July 7, 2014

Title: Beware of Some Fundamentalist Churches 1
Text: John 7:50-52, Acts 12:21-23, Romans 12:18
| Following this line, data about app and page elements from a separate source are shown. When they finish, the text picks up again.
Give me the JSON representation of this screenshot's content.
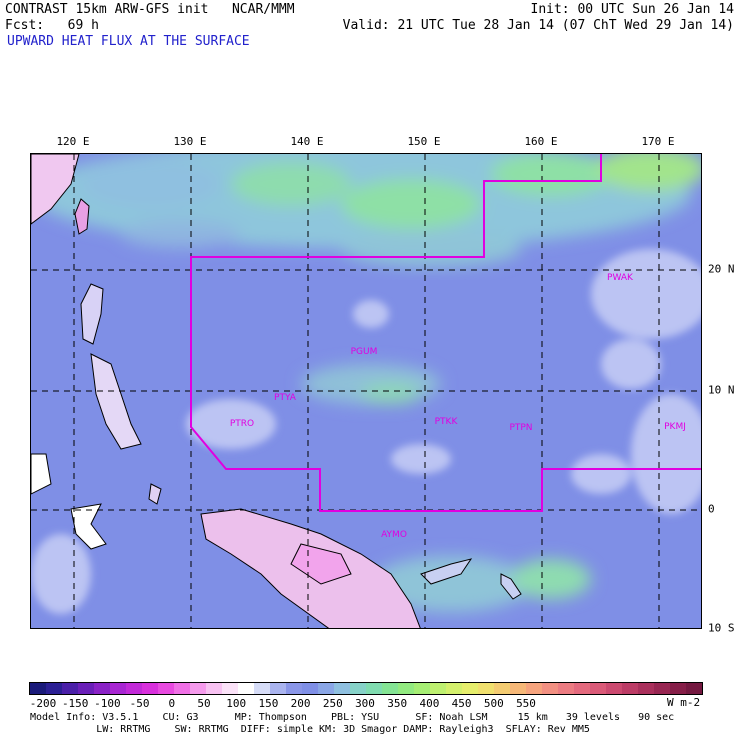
{
  "header": {
    "line1_left": "CONTRAST 15km ARW-GFS init   NCAR/MMM",
    "line1_right": "Init: 00 UTC Sun 26 Jan 14",
    "line2_left": "Fcst:   69 h",
    "line2_right": "Valid: 21 UTC Tue 28 Jan 14 (07 ChT Wed 29 Jan 14)",
    "field_title": "UPWARD HEAT FLUX AT THE SURFACE"
  },
  "colors": {
    "title_blue": "#2222cc",
    "boundary_magenta": "#e000e0",
    "background_flux": "#7f8fe6"
  },
  "map": {
    "lon_labels": [
      "120 E",
      "130 E",
      "140 E",
      "150 E",
      "160 E",
      "170 E"
    ],
    "lat_labels": [
      "20 N",
      "10 N",
      "0",
      "10 S"
    ],
    "stations": [
      "PWAK",
      "PGUM",
      "PTYA",
      "PTRO",
      "PTKK",
      "PTPN",
      "PKMJ",
      "AYMO"
    ]
  },
  "colorbar": {
    "unit": "W m-2",
    "tick_labels": [
      "-200",
      "-150",
      "-100",
      "-50",
      "0",
      "50",
      "100",
      "150",
      "200",
      "250",
      "300",
      "350",
      "400",
      "450",
      "500",
      "550"
    ],
    "colors": [
      "#1a1a7a",
      "#2b1f94",
      "#4a1fa8",
      "#6a1fb8",
      "#8a22c6",
      "#a826d2",
      "#c22ad8",
      "#d830dc",
      "#e84ae0",
      "#f070e6",
      "#f59aec",
      "#f8c2f2",
      "#fbe2f8",
      "#ffffff",
      "#d6dcf7",
      "#aab4ef",
      "#8a96e8",
      "#7f8fe6",
      "#8aa6e6",
      "#8fc0e0",
      "#86d2c8",
      "#80dcb0",
      "#84e494",
      "#92ea80",
      "#a6ee74",
      "#bef070",
      "#d4f06c",
      "#e6ee6c",
      "#f0e06e",
      "#f4cc72",
      "#f6b878",
      "#f6a47e",
      "#f29082",
      "#ec7c82",
      "#e46a7e",
      "#da5a78",
      "#cc4a70",
      "#bc3c66",
      "#aa305c",
      "#982652",
      "#861e48",
      "#741840"
    ]
  },
  "model_info": {
    "line1": "Model Info: V3.5.1    CU: G3      MP: Thompson    PBL: YSU      SF: Noah LSM     15 km   39 levels   90 sec",
    "line2": "           LW: RRTMG    SW: RRTMG  DIFF: simple KM: 3D Smagor DAMP: Rayleigh3  SFLAY: Rev MM5"
  }
}
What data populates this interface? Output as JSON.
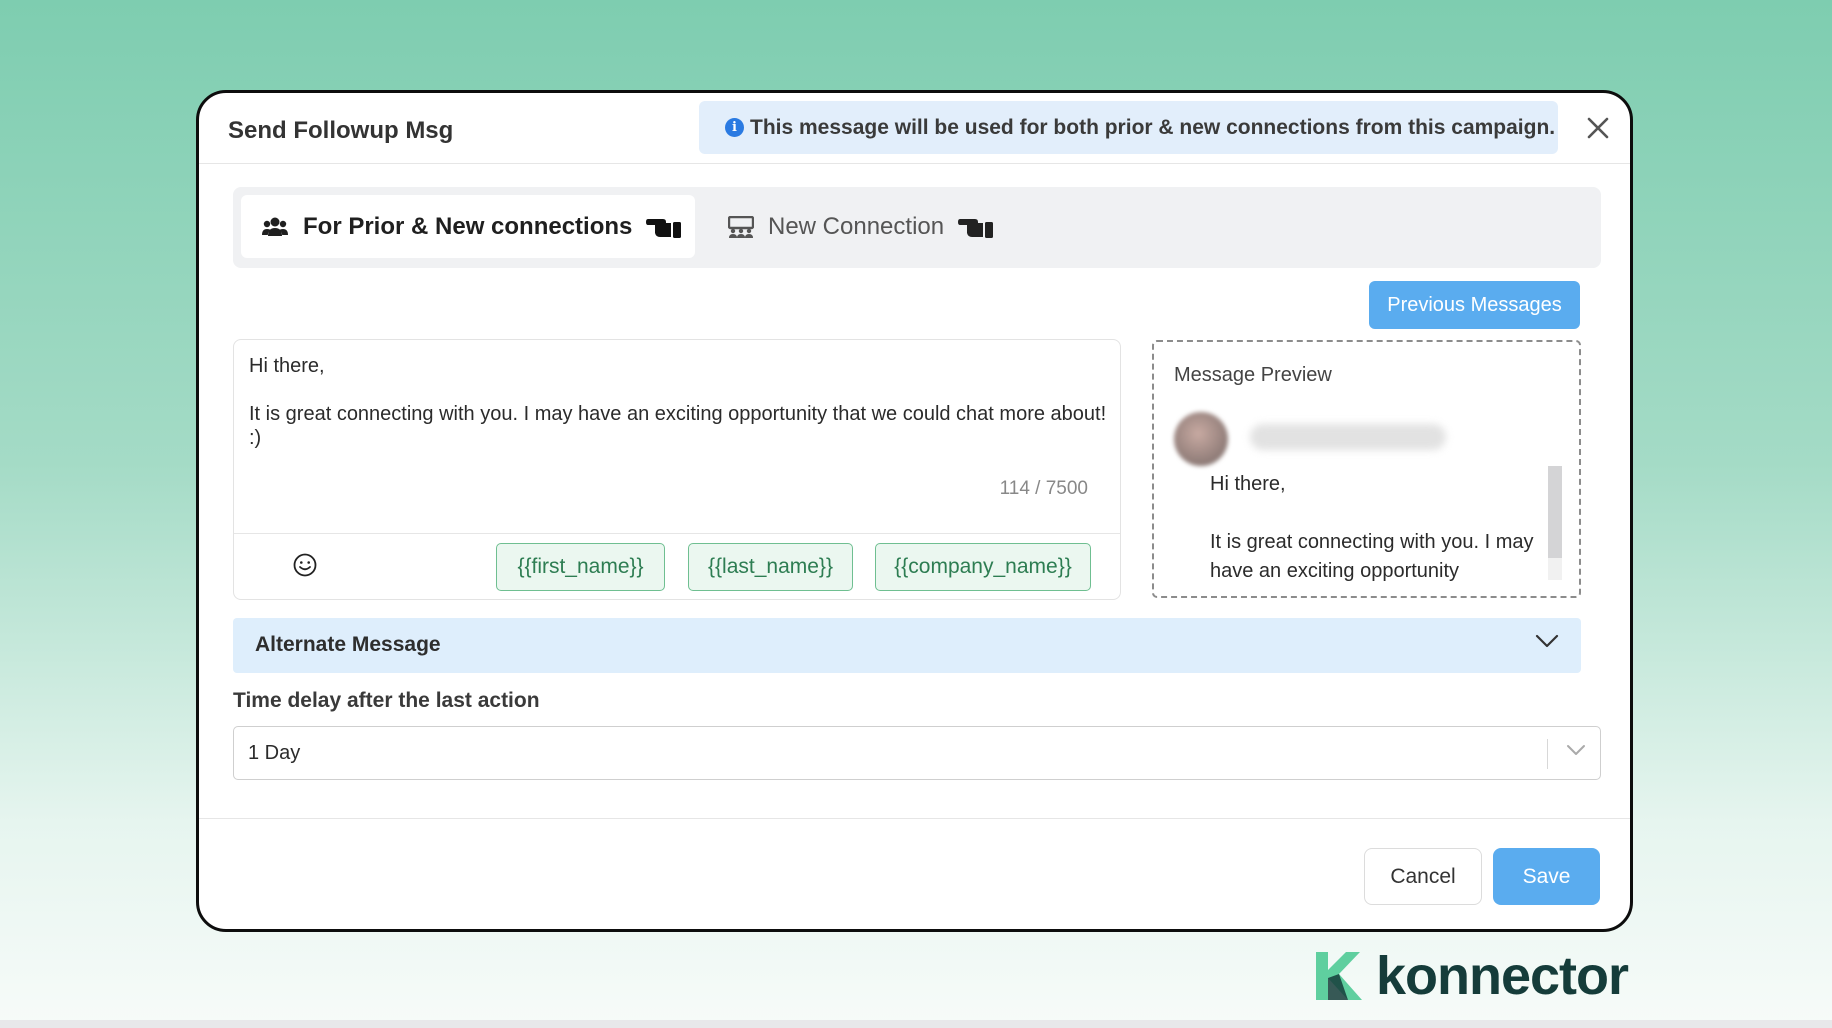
{
  "modal": {
    "title": "Send Followup Msg",
    "info_text": "This message will be used for both prior & new connections from this campaign.",
    "info_icon": "i"
  },
  "tabs": [
    {
      "label": "For Prior & New connections",
      "icon": "users-icon",
      "active": true
    },
    {
      "label": "New Connection",
      "icon": "grid-users-icon",
      "active": false
    }
  ],
  "previous_messages_label": "Previous Messages",
  "editor": {
    "message": "Hi there,\n\nIt is great connecting with you. I may have an exciting opportunity that we could chat more about! :)",
    "char_count": "114 / 7500",
    "variables": [
      "{{first_name}}",
      "{{last_name}}",
      "{{company_name}}"
    ]
  },
  "preview": {
    "title": "Message Preview",
    "body": "Hi there,\n\nIt is great connecting with you. I may have an exciting opportunity"
  },
  "alternate_message": {
    "label": "Alternate Message"
  },
  "time_delay": {
    "label": "Time delay after the last action",
    "value": "1 Day"
  },
  "footer": {
    "cancel_label": "Cancel",
    "save_label": "Save"
  },
  "brand": {
    "name": "konnector"
  },
  "colors": {
    "accent": "#5aacef",
    "chip_border": "#6fbf91",
    "brand_dark": "#153c3a",
    "brand_green": "#5fcf9f"
  }
}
Time: July 5th, 2014

 
I happened to be surfing the Internet the other day and I stumbled upon an article about a fundamentalist Christian pastor who was tried, convicted and sentenced to twelve years in prison for sexual immorality. His name was Jack Schaap and he used to be a pastor at the First Baptist Church of Hammond, Indiana. How do I know about Jack Schaap? Because as a young pastor in South Chicago, Illinois during the late 80’s I became aware of First Baptist Church of Hammond through their evangelism outreach program in South Chicago. Every Saturday the area would be saturated with First Baptist Church buses recruiting kids for Sunday school in Hammond, Indiana. Eventually I thought I’d better check out this church that was covering so much territory, even reaching up to Chicago and beyond. So I attended what is called Pastor’s School for three days at the church in Hammond. It was there I saw and heard the main pastor Jack Hyles and his assistant pastor Jack Schaap. As I watched and listened as they explained their ministry methods I was impressed with some of the things they were doing, but also bothered by some other things they were doing. I walked away with mixed feelings about First Baptist Church of Hammond. On the one hand there’s no question they were reaching a lot of people, especially children, with the gospel of Jesus Christ. And not only that, they were discipling these converts every week in Sunday. So it wasn’t they just prayed a prayer, baptized them and then left the converts alone. They followed up and really tried to train them in Christian living. On the other hand, the church came across as overly dogmatic on doctrine, excessively authoritarian in leadership, and unnecessarily divisive towards other Christians and churches in attitude. I concluded that Jack Hyles, Jack Schaap and the other leaders at the church were definitely doing many good things – things that I’d like to incorporate into my Christian ministry. But the way they were going about doing many of these good things wasn’t good – and I concluded that I definitely didn’t want to follow them in their methods. So as a young minister I didn’t go in the direction of independent fundamentalism, but rather moved in the direction of biblical evangelicalism. Looking back, I believe I made the right decision because as it turns out, both the main pastor Jack Hyles (he’s since died) and his assistant Jack Schaap were found guilty of sexual immorality (Schaap became the main pastor after Hyles death, but was removed and sent to jail for his sins). But it wasn’t just these pastors problems that led to their downfall, it was the whole church culture they built that really caused the problems. That’s why I offer a few warnings to people about independent fundamentalist churches. Not all or even most fundamentalist churches are dangerous, but some are, so that is why I’m warning people based on my observations and experience with First Baptist Church of Hammond, Indiana. Hopefully, my words can spare others the same problems some independent fundamentalist churches produce. (more…)